It wouldn't be autumn if I wasn't in some kind of weird codependent relationship with squirrels. Yesterday at 10:45, I began this acorn triptych. Over the next six hours, they created parts II and III.



I'm pleased to report that my piece, "Family Jeopardy" (which ran originally in The Rumpus's "Funny Women" series), was awarded honorable mention in the adult category of the Mark Twain House's 2015 Royal Nonesuch National Humor Writing Contest. To quote the man himself, "These splendid facts strain belief; but they are true."


The Cone Stands Alone

About a month ago, walking my dogs, I came upon this piece of a branch in the middle of the road. I liked the composition--the bend in the stick, the one missing cone, the way another cone stands apart from the rest, as if considering its own flight--so I brought it home and set it on an outdoor table. Initially, I saw the branch as an inert thing. So I was surprised to find the cones responding to the weather. After rain, they're shrunken and hard--dark brown pods. When the sun comes back, they unfurl again. I wonder how long this cycling will continue?

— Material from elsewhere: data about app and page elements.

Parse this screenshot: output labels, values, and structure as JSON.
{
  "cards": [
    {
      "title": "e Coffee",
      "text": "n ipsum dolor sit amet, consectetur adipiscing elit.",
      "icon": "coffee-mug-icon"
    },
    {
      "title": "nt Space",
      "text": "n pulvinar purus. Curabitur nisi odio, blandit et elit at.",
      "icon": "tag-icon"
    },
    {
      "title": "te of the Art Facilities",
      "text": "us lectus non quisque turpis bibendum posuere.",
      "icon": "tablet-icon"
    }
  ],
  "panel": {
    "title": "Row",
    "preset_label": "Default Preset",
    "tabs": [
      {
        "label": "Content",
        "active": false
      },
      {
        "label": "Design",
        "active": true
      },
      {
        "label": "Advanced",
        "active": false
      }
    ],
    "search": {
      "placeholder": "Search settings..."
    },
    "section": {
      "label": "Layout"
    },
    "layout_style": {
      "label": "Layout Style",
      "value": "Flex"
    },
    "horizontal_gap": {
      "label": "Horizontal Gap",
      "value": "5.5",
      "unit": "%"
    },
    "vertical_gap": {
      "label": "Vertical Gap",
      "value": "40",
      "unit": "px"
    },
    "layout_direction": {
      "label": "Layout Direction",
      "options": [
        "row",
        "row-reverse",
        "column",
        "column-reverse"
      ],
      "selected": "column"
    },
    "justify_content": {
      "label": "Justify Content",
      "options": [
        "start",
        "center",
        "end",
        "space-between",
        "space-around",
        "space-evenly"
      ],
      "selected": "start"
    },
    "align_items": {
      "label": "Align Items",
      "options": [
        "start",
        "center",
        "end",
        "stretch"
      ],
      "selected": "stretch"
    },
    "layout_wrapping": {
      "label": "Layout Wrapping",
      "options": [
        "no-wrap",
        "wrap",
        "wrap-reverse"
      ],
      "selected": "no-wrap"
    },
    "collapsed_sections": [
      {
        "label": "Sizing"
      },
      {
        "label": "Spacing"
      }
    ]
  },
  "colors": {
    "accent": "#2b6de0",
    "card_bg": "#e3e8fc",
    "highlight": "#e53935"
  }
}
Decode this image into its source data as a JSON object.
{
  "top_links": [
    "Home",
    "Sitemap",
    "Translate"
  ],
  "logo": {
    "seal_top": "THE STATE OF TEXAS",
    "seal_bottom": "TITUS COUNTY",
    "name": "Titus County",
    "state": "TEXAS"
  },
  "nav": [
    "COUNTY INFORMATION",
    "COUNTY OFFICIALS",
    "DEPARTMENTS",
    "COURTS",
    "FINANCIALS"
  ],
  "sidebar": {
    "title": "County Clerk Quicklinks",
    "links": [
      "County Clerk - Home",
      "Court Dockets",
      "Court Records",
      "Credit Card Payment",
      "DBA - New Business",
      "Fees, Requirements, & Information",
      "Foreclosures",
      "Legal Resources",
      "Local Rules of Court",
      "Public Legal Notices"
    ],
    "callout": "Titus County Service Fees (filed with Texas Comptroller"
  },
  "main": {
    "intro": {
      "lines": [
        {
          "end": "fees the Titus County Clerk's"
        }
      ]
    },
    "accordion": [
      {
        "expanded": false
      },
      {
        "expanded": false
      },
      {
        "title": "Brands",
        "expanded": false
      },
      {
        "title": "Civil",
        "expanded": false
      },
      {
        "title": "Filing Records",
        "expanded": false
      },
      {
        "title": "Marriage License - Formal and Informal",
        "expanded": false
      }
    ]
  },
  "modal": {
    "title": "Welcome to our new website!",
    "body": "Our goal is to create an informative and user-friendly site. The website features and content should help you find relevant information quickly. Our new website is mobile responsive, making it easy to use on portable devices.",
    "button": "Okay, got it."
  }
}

A friend from grad school, Susanna Baird (she's a writer too), just posted the loveliest-ever photo of Genie Wishes--her daughter's worn copy. From the peeling back cover to the fingerprinty front cover, it's all evidence that the book has been read, and for a writer, there's nothing better than that.

Thanks, Susanna and Annalise. If Genie Haddock Kunkle were a real person, I know she'd want to make Halloween costumes with you. 


Stairway to Melon*

 *Full credit for the post title goes to Baltimore musician Howard Markman, who found the caption that I could only sense was out there, hovering.

I hope everyone's having a lovely summer.